We talked a lot about the business of being a hat maker; as Jenny pointed out: “Artists don’t realize only 20 percent of your business is making, and 80 percent is marketing.” She has definitely figured out a thing or two about PR and marketing. She has gotten a plethora of fantastic press, and recently became the official milliner of the Churchill Downs gift shop. We both moaned a bit over the lack of sewers and pattern makers locally — both of us could use an extra hand at our shops, especially during the busy derby season. “Learning how to delegate as a small business owner is crucial to success,” she said.
We concluded our interview about all things hats by talking about what goes on locally at the retail level for Derby. She expressed frustration that some hotel gift shops here in Louisville don’t carry local hat designs, or if they do, they will only carry them on consignment, even if they know that they will sell during Derby week. It’s a big risk to spread out your costly inventory at other stores, where you will make little to no profit, and still not have the guarantee of a wholesale payment, and instead have to wait for your product to sell before making back your investment in costly materials. Jenny said she thinks this mentality is starting to shift, as she is partnered up with Churchill Downs, and more people in general see the value and the difference between a high-quality piece that’s made by hand from start to finish, versus something made in China.
Jenny’s pieces range in price from $350 to $2,000, and every year she comes up with new designs. I asked her what inspires her, and she said she doesn’t really follow trends, but never struggles to come up with designs, as she has so much in her head that she dreams about creating. Her favorite way of getting inspired is working with an old hat block, something that’s 50 to 100 years old. “This may sound cheesy, but sometimes I feel like the energy of the hat makers who used the block before me comes out when I’m making the hat.” I totally get it, some of the blocks I use have the original owner’s name etched in them, some are worn from repeated use, and others have scribbled notations on the bottom. Making hats is truly an art, and I encourage you to seek out local hat makers in your city, we are… peculiar…people. •
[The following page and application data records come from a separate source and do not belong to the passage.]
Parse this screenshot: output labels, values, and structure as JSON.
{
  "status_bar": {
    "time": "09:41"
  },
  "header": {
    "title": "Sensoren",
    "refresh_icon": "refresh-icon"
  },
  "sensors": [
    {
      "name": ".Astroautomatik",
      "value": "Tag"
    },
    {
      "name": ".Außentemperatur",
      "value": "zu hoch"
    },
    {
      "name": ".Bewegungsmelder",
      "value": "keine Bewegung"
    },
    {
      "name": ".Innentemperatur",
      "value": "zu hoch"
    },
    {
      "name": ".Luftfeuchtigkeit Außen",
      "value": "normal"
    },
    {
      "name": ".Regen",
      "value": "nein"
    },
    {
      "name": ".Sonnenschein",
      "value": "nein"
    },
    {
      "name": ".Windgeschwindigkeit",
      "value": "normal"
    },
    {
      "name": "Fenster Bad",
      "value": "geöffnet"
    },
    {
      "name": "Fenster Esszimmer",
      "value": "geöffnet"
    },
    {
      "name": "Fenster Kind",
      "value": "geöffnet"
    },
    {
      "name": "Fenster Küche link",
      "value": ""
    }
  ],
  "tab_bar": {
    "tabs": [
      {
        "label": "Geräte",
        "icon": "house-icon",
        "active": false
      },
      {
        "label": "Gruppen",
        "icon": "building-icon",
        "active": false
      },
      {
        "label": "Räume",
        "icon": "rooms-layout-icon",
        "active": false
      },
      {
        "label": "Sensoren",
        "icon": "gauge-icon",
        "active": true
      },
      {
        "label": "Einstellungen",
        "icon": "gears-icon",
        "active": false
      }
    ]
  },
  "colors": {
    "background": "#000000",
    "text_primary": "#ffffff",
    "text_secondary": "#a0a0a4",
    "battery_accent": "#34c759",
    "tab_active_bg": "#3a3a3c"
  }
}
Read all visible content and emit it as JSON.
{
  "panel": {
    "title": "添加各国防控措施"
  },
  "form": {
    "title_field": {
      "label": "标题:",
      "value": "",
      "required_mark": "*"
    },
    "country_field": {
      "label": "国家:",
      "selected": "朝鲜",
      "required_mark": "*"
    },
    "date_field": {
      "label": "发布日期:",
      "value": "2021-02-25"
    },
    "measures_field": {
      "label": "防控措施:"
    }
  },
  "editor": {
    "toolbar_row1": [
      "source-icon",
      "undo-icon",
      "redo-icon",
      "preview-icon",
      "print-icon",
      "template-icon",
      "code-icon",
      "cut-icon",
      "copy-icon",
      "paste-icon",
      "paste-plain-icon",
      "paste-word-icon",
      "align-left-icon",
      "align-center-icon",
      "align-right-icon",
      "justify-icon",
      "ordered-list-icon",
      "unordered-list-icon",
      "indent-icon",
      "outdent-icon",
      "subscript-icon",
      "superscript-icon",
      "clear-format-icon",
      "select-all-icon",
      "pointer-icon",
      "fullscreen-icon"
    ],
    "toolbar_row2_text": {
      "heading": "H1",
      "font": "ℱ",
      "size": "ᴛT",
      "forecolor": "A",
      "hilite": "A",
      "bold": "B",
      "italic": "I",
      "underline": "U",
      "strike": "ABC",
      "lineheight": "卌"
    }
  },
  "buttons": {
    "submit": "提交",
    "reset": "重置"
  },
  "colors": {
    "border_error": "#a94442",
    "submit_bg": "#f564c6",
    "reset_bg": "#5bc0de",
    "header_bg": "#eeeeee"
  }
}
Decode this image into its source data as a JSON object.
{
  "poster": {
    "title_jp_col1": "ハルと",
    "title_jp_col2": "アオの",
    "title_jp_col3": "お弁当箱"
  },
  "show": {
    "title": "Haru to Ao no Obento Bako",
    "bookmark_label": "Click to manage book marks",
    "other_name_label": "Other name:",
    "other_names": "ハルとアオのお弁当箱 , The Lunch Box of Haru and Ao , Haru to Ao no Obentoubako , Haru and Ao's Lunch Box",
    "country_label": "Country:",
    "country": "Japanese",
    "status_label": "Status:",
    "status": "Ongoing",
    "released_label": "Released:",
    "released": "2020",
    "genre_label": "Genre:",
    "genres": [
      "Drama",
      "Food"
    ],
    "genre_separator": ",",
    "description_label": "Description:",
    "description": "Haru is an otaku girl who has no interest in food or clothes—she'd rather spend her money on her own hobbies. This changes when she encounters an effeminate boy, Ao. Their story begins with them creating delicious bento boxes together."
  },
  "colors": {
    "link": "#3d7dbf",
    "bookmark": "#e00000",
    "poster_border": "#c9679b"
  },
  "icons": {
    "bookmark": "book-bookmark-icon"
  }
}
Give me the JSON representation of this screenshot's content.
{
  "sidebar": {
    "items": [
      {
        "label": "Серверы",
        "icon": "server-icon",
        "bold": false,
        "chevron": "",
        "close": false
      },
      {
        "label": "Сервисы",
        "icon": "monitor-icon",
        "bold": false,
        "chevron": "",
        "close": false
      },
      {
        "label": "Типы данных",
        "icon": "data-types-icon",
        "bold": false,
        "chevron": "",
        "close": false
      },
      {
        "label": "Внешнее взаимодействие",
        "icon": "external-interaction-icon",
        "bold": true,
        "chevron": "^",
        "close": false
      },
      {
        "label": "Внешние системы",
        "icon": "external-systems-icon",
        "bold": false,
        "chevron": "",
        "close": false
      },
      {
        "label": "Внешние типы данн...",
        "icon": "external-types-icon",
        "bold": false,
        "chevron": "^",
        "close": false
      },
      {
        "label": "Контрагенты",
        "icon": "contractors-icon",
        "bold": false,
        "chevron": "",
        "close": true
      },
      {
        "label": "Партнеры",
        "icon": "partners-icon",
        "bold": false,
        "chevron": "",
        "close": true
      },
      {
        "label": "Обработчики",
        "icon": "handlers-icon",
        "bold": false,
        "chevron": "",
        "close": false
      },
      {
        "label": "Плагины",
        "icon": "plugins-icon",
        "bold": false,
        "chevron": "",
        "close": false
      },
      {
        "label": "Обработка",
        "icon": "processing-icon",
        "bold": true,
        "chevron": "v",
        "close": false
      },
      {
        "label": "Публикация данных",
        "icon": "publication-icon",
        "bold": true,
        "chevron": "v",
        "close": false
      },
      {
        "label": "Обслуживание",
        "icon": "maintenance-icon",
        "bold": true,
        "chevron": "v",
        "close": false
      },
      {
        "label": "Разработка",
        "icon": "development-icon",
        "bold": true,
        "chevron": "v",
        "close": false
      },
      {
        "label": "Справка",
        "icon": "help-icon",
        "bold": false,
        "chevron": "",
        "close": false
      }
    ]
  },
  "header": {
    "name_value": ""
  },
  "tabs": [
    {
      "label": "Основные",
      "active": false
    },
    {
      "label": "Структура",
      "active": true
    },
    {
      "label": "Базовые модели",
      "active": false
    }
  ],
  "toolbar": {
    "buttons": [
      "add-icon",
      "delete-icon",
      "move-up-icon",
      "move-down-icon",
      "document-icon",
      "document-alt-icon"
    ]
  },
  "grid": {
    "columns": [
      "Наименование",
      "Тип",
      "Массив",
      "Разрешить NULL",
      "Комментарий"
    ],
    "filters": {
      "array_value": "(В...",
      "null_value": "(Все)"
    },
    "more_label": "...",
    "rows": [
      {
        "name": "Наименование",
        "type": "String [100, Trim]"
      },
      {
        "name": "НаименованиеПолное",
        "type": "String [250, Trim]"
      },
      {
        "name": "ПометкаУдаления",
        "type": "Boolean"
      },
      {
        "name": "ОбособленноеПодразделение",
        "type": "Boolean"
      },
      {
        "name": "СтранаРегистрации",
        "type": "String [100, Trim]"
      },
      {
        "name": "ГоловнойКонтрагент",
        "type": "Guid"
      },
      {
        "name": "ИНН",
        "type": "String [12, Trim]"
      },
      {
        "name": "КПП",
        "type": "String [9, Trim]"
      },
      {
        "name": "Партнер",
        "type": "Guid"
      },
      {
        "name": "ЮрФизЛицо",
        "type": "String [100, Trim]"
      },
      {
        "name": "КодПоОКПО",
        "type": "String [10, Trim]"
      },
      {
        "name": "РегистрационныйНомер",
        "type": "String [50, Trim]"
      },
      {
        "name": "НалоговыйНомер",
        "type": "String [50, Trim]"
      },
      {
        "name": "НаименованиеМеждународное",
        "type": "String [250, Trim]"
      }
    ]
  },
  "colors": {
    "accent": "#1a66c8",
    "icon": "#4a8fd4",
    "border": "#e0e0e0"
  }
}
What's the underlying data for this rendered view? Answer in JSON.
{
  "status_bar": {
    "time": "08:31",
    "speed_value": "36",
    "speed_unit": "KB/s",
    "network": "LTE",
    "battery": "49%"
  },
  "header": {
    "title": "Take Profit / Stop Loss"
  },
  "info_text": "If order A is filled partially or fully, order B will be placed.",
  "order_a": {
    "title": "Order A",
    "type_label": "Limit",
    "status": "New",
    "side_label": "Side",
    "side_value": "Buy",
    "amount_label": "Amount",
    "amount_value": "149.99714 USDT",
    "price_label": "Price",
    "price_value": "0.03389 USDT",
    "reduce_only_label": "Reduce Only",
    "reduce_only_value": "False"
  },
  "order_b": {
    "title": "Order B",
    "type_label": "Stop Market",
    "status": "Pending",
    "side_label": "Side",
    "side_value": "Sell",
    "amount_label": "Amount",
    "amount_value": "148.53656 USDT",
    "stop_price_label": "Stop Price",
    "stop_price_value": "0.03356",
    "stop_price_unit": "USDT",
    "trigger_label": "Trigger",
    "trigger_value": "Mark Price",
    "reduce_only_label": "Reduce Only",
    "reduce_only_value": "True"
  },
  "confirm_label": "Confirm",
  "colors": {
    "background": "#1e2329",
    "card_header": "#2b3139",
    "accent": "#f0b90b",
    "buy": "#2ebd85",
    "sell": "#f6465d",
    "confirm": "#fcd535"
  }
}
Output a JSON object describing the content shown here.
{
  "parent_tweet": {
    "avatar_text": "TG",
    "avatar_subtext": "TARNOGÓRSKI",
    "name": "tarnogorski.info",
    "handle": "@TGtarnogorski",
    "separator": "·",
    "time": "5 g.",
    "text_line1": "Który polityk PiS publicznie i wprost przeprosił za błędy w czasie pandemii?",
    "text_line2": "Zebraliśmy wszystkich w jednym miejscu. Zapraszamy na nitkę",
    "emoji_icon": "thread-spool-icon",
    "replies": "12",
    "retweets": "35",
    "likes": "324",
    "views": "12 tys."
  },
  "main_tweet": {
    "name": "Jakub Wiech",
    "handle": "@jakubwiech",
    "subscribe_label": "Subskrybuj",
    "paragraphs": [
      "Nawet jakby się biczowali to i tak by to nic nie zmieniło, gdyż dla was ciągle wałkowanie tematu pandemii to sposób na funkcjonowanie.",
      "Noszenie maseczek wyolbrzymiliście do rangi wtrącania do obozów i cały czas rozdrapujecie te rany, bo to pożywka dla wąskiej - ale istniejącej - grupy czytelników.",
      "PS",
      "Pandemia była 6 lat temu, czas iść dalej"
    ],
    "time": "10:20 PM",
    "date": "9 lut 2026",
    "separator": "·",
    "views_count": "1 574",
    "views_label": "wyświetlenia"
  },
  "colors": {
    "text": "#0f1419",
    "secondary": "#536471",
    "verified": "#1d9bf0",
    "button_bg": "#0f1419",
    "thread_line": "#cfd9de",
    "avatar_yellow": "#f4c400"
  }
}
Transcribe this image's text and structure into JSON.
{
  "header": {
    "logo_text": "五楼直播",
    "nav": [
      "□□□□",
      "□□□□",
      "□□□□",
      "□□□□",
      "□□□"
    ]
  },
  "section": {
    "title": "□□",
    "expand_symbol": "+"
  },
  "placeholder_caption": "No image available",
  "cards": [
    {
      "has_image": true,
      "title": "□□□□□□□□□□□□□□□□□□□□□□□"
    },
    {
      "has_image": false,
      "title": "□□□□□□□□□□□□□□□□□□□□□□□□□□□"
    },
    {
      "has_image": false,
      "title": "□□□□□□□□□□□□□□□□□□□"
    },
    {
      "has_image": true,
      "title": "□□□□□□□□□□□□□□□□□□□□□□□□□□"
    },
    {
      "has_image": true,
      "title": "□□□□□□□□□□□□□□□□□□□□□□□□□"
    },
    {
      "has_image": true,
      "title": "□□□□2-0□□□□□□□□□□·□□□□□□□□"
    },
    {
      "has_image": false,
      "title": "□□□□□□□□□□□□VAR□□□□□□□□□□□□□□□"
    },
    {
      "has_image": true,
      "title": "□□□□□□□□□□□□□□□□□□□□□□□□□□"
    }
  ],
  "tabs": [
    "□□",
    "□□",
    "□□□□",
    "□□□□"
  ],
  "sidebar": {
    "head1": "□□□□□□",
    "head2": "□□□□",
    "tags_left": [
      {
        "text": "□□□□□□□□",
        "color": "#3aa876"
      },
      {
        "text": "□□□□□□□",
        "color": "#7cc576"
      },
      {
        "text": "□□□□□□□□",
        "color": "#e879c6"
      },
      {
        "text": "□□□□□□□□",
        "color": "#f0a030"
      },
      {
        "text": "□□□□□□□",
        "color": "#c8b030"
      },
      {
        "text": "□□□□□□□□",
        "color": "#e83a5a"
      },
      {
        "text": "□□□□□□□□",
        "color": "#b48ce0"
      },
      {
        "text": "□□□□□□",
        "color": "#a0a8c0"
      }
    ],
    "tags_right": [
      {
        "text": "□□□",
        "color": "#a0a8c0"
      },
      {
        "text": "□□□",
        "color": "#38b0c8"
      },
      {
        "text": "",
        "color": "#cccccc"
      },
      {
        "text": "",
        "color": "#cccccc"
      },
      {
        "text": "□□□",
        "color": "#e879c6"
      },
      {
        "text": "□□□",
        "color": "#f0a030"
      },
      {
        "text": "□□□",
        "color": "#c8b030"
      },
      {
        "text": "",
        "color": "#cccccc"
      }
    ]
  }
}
Olivia Rose Griffin is the entrepreneur and designer behind hat and apparel store The Mysterious Rack, at 558 S. Fourth St.